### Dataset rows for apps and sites
____

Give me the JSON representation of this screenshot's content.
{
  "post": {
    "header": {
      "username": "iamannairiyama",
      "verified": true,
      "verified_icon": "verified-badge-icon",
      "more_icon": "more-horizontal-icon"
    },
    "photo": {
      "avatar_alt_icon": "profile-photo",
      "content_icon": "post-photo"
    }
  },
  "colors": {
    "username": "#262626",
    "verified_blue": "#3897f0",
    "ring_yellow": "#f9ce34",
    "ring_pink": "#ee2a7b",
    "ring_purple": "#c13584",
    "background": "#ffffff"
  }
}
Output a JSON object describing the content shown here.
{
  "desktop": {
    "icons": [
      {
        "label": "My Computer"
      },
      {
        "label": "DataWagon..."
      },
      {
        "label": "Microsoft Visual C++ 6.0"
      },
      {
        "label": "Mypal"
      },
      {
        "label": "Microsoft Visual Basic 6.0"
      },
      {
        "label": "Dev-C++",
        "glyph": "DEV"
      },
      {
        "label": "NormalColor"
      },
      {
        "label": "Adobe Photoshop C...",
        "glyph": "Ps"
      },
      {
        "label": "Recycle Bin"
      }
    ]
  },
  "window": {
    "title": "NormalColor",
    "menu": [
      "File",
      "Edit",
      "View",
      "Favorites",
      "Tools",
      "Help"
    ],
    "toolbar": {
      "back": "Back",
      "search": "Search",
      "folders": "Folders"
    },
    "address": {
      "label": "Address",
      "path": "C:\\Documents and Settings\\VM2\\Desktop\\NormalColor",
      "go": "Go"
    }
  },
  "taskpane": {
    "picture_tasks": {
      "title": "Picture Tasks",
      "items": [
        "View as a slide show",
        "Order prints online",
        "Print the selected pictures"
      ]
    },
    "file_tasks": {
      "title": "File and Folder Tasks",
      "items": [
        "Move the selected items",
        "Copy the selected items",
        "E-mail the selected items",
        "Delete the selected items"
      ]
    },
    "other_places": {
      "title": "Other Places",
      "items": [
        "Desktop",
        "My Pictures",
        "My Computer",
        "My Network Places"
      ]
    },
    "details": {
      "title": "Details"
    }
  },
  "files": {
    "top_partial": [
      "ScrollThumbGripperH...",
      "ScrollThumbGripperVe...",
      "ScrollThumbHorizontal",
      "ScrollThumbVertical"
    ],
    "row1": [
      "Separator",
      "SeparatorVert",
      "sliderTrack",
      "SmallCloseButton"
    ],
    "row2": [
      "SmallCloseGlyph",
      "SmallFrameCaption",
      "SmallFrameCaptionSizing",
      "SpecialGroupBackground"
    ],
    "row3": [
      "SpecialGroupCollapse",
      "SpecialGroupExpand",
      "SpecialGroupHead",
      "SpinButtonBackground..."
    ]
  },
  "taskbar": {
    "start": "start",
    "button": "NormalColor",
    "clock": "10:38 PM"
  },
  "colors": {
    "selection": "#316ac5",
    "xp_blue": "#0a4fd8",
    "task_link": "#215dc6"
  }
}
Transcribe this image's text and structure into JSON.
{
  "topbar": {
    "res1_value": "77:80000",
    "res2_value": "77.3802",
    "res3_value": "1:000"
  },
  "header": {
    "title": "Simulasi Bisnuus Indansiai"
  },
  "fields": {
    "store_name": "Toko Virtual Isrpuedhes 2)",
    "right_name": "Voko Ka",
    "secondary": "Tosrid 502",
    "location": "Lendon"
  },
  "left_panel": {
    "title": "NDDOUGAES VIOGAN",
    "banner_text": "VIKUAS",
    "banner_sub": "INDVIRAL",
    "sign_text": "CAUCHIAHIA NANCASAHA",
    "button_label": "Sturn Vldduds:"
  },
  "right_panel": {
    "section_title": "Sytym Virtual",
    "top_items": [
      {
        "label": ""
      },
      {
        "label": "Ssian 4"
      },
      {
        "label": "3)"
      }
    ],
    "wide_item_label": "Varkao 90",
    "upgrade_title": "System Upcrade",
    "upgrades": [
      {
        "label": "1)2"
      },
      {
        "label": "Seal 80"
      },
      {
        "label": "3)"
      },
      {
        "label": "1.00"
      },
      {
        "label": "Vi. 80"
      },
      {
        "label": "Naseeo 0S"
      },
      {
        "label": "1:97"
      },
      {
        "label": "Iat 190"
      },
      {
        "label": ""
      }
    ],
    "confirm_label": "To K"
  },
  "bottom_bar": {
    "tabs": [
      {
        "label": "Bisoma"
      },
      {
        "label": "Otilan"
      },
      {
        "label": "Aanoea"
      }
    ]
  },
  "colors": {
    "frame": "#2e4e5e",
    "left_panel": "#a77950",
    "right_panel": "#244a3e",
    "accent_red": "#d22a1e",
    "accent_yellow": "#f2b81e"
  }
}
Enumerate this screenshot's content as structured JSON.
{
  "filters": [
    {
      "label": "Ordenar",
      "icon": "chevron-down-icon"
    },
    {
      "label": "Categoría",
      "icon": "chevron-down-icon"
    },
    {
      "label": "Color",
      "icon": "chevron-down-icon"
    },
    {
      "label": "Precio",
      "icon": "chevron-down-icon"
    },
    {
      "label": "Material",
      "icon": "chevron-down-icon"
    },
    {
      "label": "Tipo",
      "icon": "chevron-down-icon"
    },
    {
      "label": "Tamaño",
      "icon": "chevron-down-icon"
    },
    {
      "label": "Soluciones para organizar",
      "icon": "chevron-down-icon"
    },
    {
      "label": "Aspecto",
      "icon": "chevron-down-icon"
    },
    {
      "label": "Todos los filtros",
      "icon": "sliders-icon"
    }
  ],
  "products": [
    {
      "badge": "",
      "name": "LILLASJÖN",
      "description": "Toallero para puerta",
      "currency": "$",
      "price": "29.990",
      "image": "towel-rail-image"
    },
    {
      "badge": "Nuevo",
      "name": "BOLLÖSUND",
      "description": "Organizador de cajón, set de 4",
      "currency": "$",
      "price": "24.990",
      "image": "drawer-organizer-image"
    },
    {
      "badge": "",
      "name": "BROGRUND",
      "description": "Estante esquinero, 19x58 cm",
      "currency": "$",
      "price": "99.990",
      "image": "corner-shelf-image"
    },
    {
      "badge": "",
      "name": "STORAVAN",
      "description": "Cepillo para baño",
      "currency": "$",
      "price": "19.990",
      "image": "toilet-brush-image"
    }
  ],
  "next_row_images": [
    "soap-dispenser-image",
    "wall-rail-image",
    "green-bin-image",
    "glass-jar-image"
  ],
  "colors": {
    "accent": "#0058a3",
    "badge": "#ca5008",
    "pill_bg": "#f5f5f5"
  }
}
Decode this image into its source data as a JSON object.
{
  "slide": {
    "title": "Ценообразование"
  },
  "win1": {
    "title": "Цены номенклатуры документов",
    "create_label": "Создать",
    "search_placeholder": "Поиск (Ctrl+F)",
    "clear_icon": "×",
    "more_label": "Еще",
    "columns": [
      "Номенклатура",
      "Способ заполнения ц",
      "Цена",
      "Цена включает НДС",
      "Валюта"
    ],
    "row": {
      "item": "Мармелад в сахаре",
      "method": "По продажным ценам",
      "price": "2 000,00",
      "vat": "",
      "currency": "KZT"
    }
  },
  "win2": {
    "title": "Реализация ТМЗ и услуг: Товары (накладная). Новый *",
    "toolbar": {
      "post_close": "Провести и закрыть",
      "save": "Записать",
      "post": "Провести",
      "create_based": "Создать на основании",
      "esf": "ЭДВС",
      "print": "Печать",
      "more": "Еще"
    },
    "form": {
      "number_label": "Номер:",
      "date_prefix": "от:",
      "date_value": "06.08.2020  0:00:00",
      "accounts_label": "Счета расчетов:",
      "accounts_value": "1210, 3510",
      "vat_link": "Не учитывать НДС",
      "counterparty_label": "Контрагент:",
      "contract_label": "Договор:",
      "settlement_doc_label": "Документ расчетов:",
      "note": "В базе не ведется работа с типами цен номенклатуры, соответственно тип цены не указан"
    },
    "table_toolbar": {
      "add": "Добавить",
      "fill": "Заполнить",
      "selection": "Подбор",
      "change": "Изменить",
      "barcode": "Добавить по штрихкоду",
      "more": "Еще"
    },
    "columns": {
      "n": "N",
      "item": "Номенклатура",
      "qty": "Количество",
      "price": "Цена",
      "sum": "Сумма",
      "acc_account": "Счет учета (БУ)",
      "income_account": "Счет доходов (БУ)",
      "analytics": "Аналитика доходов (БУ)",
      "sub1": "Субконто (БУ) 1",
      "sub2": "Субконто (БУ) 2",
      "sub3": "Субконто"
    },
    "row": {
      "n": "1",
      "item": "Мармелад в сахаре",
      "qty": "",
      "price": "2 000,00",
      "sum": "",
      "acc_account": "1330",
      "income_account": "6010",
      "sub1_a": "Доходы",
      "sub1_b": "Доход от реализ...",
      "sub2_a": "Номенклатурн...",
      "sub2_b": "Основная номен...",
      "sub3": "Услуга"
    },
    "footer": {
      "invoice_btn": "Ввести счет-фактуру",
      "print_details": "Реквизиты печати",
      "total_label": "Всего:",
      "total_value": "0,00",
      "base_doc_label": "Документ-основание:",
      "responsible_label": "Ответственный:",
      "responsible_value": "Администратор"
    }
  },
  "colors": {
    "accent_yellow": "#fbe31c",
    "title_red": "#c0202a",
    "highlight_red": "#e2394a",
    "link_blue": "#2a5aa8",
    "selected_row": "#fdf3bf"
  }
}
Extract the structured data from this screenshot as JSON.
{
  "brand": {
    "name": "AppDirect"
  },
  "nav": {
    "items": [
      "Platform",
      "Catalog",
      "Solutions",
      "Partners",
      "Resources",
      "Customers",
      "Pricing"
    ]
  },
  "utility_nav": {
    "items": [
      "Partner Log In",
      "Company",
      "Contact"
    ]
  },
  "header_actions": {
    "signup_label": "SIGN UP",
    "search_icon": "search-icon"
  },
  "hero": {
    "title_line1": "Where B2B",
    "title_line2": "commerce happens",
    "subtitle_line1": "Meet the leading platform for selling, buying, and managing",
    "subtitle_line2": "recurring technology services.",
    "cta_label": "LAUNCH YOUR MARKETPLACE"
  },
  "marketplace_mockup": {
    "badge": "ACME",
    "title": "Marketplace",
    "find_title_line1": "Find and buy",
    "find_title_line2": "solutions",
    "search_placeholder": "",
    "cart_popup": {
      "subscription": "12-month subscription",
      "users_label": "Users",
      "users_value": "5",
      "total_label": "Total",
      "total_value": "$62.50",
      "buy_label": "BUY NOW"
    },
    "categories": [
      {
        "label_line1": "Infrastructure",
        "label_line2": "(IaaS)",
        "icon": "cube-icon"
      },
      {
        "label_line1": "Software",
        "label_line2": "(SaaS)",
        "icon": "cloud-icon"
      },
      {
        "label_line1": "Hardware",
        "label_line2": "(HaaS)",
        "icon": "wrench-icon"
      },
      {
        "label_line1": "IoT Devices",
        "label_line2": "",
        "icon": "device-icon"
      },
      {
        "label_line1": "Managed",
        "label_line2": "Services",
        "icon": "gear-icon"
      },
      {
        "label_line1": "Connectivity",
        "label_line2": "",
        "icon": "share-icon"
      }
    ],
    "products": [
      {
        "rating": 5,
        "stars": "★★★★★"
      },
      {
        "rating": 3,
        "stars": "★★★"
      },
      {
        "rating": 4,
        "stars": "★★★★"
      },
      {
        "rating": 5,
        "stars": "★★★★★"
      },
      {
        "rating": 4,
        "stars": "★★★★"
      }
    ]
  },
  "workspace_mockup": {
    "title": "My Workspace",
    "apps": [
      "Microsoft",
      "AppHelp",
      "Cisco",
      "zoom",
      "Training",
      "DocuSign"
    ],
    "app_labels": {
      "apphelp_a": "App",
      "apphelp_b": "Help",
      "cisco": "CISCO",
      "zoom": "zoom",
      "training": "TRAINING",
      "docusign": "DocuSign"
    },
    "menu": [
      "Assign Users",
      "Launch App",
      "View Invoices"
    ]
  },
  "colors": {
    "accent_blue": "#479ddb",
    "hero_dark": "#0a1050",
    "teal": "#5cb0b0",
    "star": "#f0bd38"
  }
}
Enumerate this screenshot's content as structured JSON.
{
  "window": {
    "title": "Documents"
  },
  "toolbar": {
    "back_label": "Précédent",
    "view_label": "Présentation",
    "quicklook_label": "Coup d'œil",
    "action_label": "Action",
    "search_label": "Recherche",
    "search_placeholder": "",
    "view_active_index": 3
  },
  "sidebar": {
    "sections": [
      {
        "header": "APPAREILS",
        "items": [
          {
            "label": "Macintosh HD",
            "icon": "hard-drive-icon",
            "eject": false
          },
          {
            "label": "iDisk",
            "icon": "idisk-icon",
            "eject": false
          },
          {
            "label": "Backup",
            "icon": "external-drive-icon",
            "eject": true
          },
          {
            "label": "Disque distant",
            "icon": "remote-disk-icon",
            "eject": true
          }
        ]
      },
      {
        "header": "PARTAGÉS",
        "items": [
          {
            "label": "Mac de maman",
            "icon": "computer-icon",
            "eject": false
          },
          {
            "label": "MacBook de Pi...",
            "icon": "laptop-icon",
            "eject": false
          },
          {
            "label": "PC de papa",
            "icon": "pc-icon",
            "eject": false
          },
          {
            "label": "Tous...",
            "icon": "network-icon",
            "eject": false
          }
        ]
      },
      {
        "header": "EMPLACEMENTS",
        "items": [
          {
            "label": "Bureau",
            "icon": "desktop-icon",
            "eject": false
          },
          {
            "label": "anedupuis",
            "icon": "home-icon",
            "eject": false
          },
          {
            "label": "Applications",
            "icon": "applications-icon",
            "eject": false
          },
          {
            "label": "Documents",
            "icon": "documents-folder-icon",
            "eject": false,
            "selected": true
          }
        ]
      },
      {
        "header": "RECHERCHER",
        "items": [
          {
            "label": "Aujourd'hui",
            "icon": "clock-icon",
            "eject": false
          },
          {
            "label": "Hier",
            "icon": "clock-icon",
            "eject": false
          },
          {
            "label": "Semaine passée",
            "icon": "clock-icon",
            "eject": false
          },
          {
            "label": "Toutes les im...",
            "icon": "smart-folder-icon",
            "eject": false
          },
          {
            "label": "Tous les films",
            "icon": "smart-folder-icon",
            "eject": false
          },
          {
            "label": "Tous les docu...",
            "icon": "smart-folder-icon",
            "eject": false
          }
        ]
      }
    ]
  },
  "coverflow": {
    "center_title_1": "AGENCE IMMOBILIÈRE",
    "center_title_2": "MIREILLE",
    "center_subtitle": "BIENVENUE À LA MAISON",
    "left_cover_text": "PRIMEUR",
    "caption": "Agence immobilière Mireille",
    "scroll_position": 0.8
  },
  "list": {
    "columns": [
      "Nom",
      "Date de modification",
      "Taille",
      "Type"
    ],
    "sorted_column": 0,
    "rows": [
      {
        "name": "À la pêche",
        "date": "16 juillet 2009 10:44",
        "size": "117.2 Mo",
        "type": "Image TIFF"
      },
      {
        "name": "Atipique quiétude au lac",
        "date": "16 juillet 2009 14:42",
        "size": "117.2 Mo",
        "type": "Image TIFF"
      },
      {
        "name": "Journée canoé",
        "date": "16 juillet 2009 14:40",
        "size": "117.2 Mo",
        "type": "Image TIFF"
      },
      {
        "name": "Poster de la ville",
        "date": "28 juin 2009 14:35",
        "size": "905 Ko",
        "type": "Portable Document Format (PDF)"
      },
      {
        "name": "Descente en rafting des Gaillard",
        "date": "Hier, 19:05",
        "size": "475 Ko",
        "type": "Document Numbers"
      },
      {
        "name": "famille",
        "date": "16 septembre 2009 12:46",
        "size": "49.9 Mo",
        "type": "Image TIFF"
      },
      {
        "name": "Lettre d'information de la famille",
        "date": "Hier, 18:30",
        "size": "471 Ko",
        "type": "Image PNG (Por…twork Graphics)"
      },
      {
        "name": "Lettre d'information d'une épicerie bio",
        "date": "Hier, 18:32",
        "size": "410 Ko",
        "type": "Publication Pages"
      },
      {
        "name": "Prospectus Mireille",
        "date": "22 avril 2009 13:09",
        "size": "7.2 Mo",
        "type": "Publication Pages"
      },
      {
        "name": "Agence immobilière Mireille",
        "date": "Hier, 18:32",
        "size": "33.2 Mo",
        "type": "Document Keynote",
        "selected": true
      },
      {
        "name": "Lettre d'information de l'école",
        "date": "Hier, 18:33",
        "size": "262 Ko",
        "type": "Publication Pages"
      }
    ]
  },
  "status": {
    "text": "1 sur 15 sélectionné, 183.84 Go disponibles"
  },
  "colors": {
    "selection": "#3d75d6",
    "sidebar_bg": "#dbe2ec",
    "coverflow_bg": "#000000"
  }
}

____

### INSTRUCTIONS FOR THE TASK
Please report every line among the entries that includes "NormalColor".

### RESULT OF THIS TASK
        "label": "NormalColor"
    "title": "NormalColor",
      "path": "C:\\Documents and Settings\\VM2\\Desktop\\NormalColor",
    "button": "NormalColor",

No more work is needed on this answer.